There are at least 11 different things about the game status that can be viewed at a glance: There is the time remaining (2 minutes and 2 seconds), team status (roughly even, with two KOed players on the red team), score (382 points), which special weapon is available to use (the Inkzooka), progress in filling up the special meter so it can be used (about 30%), the effects your character’s clothing currently has (Bomb Range Up, Special Saver, Special Charge Up), controls for status relay (“C’mon!” and “Booyah!”), damage taken (the red border indicates I’ve taken heavy damage), whom I’ve just KOed (someone named “sniping ya”), the location of the KO (that pink explosion thing to the right), and the locations of my teammates (the blue names towards the upper middle).
That being said, the distance to look is a lot less than any pinball machine, and looking away for even a split second can be dangerous.
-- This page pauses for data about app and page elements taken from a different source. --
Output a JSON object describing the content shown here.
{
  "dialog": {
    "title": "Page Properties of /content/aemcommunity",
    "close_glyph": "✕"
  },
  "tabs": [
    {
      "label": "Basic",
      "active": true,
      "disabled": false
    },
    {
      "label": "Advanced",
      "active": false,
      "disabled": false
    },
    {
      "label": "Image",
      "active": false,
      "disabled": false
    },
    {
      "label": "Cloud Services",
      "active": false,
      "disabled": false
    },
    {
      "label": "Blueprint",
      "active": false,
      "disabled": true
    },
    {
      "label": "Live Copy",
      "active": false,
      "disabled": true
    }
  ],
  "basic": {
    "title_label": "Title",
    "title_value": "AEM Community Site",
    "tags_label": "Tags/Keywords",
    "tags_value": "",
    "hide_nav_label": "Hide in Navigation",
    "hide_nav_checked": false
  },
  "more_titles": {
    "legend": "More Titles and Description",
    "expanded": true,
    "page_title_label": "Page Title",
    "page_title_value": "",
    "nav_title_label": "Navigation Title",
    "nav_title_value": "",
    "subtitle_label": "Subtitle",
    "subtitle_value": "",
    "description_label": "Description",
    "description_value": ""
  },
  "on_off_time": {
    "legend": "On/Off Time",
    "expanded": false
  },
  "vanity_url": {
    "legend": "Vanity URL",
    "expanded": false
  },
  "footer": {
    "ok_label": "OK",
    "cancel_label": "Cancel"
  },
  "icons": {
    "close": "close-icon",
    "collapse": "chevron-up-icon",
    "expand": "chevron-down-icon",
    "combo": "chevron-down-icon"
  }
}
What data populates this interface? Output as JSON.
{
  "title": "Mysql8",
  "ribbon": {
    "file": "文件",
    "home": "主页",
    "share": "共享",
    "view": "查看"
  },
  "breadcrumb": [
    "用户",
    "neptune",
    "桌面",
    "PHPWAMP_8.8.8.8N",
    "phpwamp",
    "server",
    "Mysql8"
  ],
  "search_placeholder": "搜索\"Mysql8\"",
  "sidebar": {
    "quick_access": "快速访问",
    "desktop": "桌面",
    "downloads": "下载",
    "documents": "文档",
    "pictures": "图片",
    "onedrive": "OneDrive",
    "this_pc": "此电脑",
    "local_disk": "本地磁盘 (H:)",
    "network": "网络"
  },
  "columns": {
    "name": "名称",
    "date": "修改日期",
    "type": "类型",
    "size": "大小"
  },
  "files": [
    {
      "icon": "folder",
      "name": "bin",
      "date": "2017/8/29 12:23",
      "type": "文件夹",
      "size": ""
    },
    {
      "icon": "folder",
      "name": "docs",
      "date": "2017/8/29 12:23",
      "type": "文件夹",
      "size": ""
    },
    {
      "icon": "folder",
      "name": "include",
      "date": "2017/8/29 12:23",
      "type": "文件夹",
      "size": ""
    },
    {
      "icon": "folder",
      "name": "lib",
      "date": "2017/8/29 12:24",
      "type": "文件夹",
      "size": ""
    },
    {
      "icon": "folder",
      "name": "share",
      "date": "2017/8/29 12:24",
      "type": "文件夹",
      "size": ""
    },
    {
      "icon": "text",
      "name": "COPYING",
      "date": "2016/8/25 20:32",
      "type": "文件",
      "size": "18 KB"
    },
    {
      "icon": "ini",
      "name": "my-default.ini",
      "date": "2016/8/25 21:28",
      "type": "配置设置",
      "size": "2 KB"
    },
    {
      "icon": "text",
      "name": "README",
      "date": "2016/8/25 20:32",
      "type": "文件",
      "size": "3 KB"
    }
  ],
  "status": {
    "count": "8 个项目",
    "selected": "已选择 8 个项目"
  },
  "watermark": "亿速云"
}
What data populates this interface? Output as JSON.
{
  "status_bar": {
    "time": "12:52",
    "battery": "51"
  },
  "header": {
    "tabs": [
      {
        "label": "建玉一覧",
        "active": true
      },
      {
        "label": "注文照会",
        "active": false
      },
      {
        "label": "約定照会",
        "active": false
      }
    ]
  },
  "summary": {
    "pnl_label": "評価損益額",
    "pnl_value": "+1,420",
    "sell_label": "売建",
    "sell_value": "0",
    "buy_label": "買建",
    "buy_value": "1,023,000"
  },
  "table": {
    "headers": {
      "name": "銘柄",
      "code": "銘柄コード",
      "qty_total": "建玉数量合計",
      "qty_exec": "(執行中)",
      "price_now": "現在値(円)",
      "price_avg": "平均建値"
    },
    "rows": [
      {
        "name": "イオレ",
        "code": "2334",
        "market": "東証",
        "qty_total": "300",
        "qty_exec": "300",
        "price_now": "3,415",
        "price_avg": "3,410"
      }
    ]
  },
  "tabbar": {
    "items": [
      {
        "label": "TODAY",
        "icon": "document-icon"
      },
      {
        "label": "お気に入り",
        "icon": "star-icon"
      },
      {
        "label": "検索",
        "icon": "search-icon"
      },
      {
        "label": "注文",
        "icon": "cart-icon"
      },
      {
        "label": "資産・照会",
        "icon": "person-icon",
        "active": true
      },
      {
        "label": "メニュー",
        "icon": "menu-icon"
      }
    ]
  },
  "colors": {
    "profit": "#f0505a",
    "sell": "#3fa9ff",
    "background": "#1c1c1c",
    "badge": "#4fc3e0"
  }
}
Maybe one can get cues from driving, which similarly requires you keep your focus in one direction and looking away can be lethal. A car’s dashboard tells the driver a lot of information: Speed, the engine’s temperature, your fuel tank’s fullness (or emptiness), any abnormal status, your turn signals’ status, your headlights’ status, distance traveled, RPM, and the time. If you have media playing, it’ll display information about that media. More modern cars tell you your fuel efficiency, oil life, GPS, and a bunch more depending on the car. The difference here is that you look down instead of up. And road signs outside tell you of things to come.
Currently, The Wizard of Oz and Full Throttle are displaying less information than that in a less intuitive way. How one can do it elegantly, however, is something I’m not too sure of, as it’d require a level of knowledge of psychology, game design, and experience I don’t have. I do like what they’ve done with these screens though. (And the burden of needing to convey information at a glance goes double for Multimorphic, as the entire playfield is one big screen.)